◆ **MATERIAL FOR THIS EXERCISE**
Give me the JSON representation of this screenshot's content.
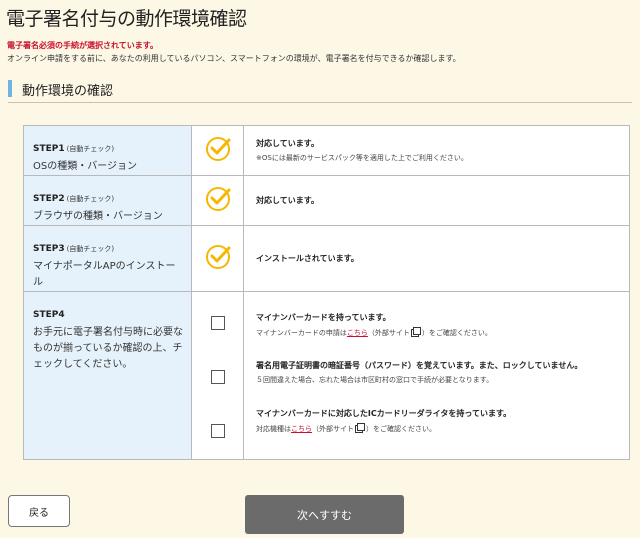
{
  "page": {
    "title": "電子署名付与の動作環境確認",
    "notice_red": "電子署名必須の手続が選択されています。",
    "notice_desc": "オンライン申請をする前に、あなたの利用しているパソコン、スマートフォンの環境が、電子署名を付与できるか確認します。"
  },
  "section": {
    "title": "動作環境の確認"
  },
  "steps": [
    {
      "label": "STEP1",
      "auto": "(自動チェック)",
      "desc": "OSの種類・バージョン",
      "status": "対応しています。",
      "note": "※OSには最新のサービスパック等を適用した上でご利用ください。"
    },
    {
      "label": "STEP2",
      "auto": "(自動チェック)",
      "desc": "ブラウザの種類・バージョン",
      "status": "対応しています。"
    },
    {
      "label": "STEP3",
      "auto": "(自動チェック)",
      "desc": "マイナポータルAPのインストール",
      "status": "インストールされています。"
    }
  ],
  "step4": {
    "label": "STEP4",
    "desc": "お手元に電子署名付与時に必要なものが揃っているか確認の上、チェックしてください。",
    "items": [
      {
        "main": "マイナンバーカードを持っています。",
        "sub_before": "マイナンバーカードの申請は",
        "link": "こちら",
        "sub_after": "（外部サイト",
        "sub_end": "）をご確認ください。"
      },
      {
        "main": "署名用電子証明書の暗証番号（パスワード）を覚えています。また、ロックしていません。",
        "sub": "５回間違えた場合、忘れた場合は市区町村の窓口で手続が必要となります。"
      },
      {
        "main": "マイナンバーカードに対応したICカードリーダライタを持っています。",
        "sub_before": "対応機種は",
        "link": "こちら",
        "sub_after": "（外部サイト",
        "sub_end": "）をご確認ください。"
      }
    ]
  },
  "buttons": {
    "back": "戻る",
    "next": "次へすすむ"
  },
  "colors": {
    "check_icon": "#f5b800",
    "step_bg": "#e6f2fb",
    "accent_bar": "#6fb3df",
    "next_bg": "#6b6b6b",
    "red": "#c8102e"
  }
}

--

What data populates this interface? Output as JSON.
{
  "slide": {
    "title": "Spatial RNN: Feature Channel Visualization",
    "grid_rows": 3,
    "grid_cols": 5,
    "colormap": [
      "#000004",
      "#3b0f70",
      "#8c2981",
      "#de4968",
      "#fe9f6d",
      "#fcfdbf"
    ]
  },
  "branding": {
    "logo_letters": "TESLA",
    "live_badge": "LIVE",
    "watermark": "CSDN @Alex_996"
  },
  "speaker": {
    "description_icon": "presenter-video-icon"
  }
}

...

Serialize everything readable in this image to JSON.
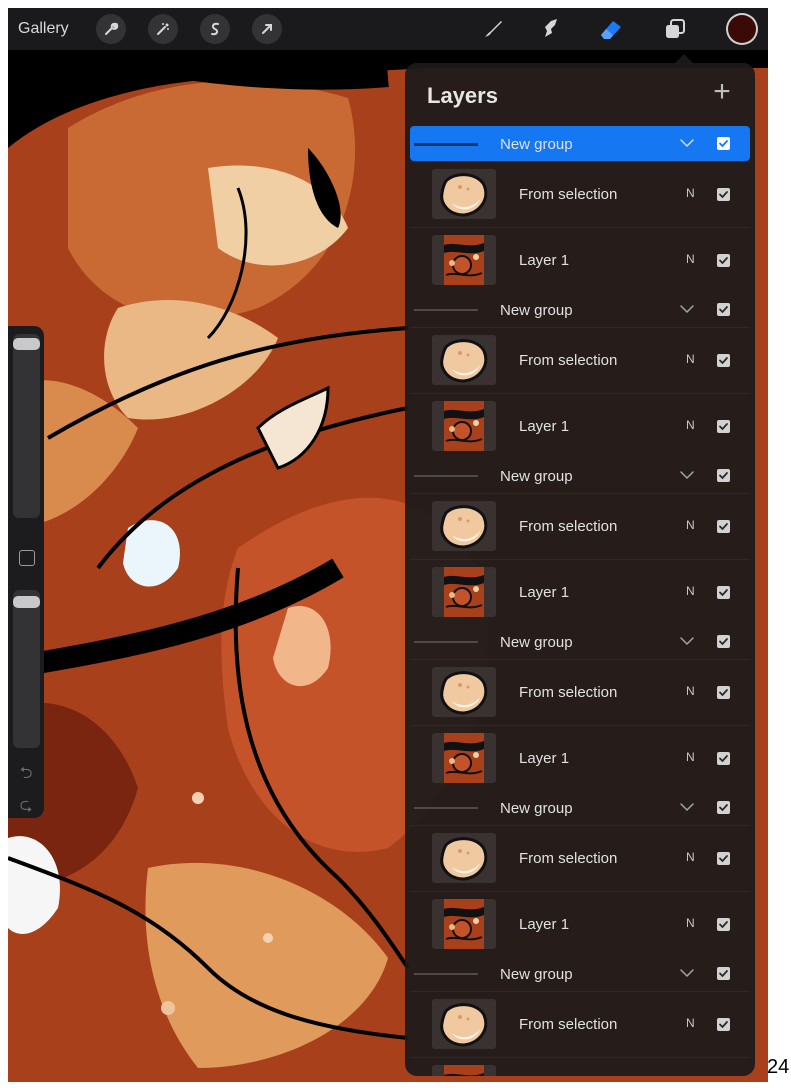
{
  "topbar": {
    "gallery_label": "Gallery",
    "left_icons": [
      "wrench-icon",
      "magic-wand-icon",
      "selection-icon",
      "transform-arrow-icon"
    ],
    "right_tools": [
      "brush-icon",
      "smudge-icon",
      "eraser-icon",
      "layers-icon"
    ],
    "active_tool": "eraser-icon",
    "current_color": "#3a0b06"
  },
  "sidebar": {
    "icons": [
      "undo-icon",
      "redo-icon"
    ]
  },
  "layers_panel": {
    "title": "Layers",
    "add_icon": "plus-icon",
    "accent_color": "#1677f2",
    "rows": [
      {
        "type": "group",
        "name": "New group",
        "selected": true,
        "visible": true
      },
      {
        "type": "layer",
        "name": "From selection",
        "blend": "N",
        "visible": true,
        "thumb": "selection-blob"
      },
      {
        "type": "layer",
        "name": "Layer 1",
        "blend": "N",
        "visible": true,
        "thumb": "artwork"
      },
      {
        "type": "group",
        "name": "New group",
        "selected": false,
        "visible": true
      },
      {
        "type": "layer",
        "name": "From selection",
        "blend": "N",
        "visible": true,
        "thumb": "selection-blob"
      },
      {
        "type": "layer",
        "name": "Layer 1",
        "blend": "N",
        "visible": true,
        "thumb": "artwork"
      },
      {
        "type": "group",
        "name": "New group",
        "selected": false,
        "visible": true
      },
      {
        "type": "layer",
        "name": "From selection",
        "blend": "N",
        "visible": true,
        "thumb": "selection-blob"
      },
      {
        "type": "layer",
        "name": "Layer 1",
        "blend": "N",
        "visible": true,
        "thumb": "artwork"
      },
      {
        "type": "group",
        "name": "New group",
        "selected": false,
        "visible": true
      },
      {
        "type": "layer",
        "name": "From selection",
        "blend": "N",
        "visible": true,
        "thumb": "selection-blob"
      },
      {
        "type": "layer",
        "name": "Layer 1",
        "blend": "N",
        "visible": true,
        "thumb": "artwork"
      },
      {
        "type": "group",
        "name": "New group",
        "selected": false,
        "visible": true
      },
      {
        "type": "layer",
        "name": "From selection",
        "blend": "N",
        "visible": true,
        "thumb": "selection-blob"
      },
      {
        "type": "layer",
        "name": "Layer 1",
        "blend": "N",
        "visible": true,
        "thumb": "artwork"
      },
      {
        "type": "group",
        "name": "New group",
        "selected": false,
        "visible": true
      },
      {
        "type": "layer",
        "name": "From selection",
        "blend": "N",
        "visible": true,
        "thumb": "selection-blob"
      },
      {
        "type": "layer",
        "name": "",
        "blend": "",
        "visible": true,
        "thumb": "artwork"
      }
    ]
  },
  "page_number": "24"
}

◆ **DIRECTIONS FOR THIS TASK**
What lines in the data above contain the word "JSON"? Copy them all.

◆ **OUTPUT FOR THIS TASK**
Give me the JSON representation of this screenshot's content.
What data populates this interface? Output as JSON.
Serialize everything readable in this image to JSON.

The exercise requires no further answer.